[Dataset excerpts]

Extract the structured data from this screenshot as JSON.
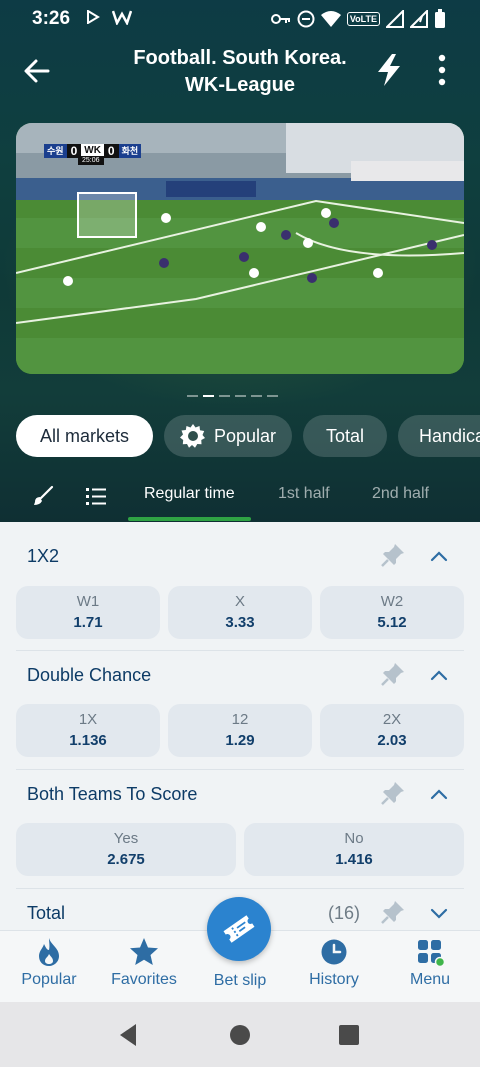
{
  "status_bar": {
    "time": "3:26",
    "network_badge": "VoLTE",
    "icons": [
      "play-icon",
      "w-app-icon",
      "key-icon",
      "dnd-icon",
      "wifi-icon",
      "signal-icon",
      "signal-icon-2",
      "battery-icon"
    ]
  },
  "header": {
    "title_line1": "Football. South Korea.",
    "title_line2": "WK-League",
    "back_icon": "arrow-left-icon",
    "action_icon": "lightning-icon",
    "menu_icon": "more-vertical-icon"
  },
  "video": {
    "home_team": "수원",
    "home_score": "0",
    "away_score": "0",
    "away_team": "화천",
    "broadcaster": "WK",
    "clock": "25:06",
    "pager_count": 6,
    "pager_active_index": 1
  },
  "market_chips": [
    {
      "label": "All markets",
      "active": true
    },
    {
      "label": "Popular",
      "active": false,
      "icon": "gear-badge-icon"
    },
    {
      "label": "Total",
      "active": false
    },
    {
      "label": "Handica",
      "active": false
    }
  ],
  "period_tabs": {
    "tools": [
      "brush-icon",
      "list-icon"
    ],
    "tabs": [
      {
        "label": "Regular time",
        "active": true
      },
      {
        "label": "1st half",
        "active": false
      },
      {
        "label": "2nd half",
        "active": false
      }
    ]
  },
  "markets": [
    {
      "title": "1X2",
      "expanded": true,
      "odds": [
        {
          "label": "W1",
          "value": "1.71"
        },
        {
          "label": "X",
          "value": "3.33"
        },
        {
          "label": "W2",
          "value": "5.12"
        }
      ]
    },
    {
      "title": "Double Chance",
      "expanded": true,
      "odds": [
        {
          "label": "1X",
          "value": "1.136"
        },
        {
          "label": "12",
          "value": "1.29"
        },
        {
          "label": "2X",
          "value": "2.03"
        }
      ]
    },
    {
      "title": "Both Teams To Score",
      "expanded": true,
      "odds": [
        {
          "label": "Yes",
          "value": "2.675"
        },
        {
          "label": "No",
          "value": "1.416"
        }
      ]
    },
    {
      "title": "Total",
      "count": "(16)",
      "expanded": false
    }
  ],
  "bottom_nav": {
    "popular": "Popular",
    "favorites": "Favorites",
    "bet_slip": "Bet slip",
    "history": "History",
    "menu": "Menu"
  },
  "colors": {
    "accent_green": "#2fa344",
    "primary_blue": "#2b83cf",
    "title_navy": "#0d3b66",
    "header_dark": "#0f3a38"
  }
}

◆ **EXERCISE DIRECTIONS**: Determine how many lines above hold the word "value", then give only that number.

◆ **FINISHED EXERCISE**: 8